Physicians love a long tite: Intense pulsed light technology and its improvement on skin aging from the patients perspective using photorejuvenation parameters.
Daniel Laury, MD - Read the entire study here.
From the study:Importantly, all patients showed improvement based on their calculation of perceived age. That indicates that there was no perceived worsening of aging signs and no perceived regression of improvements over the study period. Though using subjective data, bias in computing the improvements noted in this population is part of the endpoint.
Other studies have evaluated the outcomes after IPL treatments. Negishi et al. found a combined (physician and patient subjective improvement evaluation) 60% improvement in their evaluation parameters in more than 80% of Asian patients undergoing a similar five or more IPL treatments. In another study also involving an Asian population and also using a combined score, his team found a rating of "good" to "excellent" in 90% for pigmentation, 83% for telangiectasia and 65% for skin texture. Similarly, Kawada et al. found that 48% of patients had more than 50% of improvement and 20% had more than 75% improvement. Goldberg and Samady used a patient satisfaction score as well as including an evaluator assessment component in their study comparing intense pulsed light and Nd:YAG laser on facial rhytids. Several other authors have also demonstrated improvements. Histology studies with and without a monitoring of clinical impression have demonstrated changes in another fashion.
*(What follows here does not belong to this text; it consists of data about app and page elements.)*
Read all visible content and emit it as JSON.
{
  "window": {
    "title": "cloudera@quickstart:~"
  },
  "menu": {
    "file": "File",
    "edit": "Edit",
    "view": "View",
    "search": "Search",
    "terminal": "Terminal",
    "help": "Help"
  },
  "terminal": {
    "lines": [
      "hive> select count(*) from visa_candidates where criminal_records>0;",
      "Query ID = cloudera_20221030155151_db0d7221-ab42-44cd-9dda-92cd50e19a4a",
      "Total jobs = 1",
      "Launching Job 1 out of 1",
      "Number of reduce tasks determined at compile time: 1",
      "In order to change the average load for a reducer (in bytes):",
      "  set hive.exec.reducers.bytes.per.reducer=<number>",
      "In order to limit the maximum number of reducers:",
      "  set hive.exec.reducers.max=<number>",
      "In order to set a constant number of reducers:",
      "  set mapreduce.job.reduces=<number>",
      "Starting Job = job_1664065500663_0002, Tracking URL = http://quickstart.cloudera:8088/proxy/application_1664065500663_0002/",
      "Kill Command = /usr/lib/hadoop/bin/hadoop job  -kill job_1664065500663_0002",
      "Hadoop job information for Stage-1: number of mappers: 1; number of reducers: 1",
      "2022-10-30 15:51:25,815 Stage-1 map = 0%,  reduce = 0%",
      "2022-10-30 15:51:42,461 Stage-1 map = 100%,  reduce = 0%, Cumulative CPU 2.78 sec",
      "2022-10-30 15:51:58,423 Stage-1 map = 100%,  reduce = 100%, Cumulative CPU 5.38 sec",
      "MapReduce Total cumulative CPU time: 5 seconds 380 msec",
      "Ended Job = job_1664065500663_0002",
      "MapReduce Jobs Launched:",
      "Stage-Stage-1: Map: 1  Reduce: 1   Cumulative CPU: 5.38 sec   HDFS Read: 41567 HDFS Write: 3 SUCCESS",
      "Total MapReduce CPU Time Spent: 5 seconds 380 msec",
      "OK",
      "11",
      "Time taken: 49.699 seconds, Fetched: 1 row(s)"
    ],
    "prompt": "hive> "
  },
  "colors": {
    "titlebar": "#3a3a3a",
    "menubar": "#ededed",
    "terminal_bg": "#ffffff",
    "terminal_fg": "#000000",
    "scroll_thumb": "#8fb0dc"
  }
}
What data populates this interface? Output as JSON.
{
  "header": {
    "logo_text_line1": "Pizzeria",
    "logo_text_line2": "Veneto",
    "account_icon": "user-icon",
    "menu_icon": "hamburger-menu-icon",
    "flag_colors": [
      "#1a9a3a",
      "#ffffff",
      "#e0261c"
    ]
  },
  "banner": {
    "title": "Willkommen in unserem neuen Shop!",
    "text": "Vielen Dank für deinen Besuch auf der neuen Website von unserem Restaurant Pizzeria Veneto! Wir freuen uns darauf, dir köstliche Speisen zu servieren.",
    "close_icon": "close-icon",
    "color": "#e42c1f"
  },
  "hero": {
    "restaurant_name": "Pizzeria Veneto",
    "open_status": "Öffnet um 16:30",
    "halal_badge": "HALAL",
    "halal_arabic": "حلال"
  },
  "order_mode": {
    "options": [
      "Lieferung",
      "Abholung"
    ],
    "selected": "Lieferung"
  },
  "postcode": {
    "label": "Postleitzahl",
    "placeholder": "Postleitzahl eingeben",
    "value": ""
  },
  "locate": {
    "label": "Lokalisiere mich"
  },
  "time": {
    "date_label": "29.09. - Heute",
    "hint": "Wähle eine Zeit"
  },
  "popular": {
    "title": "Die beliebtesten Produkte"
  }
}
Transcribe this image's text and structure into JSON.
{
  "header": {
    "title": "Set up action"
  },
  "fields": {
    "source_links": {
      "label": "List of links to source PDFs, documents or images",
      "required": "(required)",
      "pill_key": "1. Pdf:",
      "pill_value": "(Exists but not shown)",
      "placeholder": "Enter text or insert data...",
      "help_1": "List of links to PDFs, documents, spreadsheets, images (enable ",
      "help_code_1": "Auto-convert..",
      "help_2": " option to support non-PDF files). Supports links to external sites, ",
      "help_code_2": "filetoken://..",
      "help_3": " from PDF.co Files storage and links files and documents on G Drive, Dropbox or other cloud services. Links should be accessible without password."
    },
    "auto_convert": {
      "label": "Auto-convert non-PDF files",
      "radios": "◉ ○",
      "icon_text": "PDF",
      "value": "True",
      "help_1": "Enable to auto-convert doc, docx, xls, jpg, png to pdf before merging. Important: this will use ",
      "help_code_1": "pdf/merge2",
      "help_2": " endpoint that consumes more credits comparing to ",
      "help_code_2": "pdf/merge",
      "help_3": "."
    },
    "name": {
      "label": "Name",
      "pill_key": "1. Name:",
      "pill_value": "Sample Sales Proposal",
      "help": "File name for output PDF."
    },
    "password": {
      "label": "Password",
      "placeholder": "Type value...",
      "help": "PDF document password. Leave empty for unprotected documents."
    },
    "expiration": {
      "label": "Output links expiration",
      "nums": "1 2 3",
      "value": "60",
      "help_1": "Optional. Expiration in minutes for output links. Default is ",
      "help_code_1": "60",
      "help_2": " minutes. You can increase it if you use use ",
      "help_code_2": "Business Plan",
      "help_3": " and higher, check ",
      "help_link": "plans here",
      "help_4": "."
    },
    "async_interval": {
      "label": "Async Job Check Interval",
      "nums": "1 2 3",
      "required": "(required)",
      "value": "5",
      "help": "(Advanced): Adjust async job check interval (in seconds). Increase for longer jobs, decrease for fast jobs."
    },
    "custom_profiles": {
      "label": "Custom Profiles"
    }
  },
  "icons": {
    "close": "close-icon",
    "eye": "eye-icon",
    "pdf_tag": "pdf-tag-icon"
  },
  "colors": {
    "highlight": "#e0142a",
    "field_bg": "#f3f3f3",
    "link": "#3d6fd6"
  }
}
However, histological information is difficult for patients to understand and often does not translate into clinically visible changes. Therefore, the specific answer to the question, "How much younger will this make me look?" is hard to answer from these other studies.
This preliminary study has a number of limitations some of which have been previously noted, e.g. small population size, subjective bias. Though the study was prospective, no placebo or blinds were in place. In addition, a larger study might take into consideration the operator differences in performing the procedures and the possible effect of the anesthetic gel. The Negishi studies bring into question the differences between results and ethic origin. The population in this study was exclusively Caucasian. Additional consideration may be given as to whether three weeks is the optimal interval for treatments and whether strict adherence is important. Another time interval may give different results. It would be interesting to identify if there is any regression over time as well. A repeat questionnaire at a later date would be instructive.
Generally the intense pulsed light technology is safe as evidenced by the literature and the author's personal experience, though it still has potential for malfeasance.
On average, patients considering IPL photorejuvenation therapy may be told that there is a 2 year perceived facial age improvement per visit. The informed consent process requires a discussion about the anticipated benefit to treatment. Incorporating the above information may be useful in counselling patients regarding this esthetic procedure.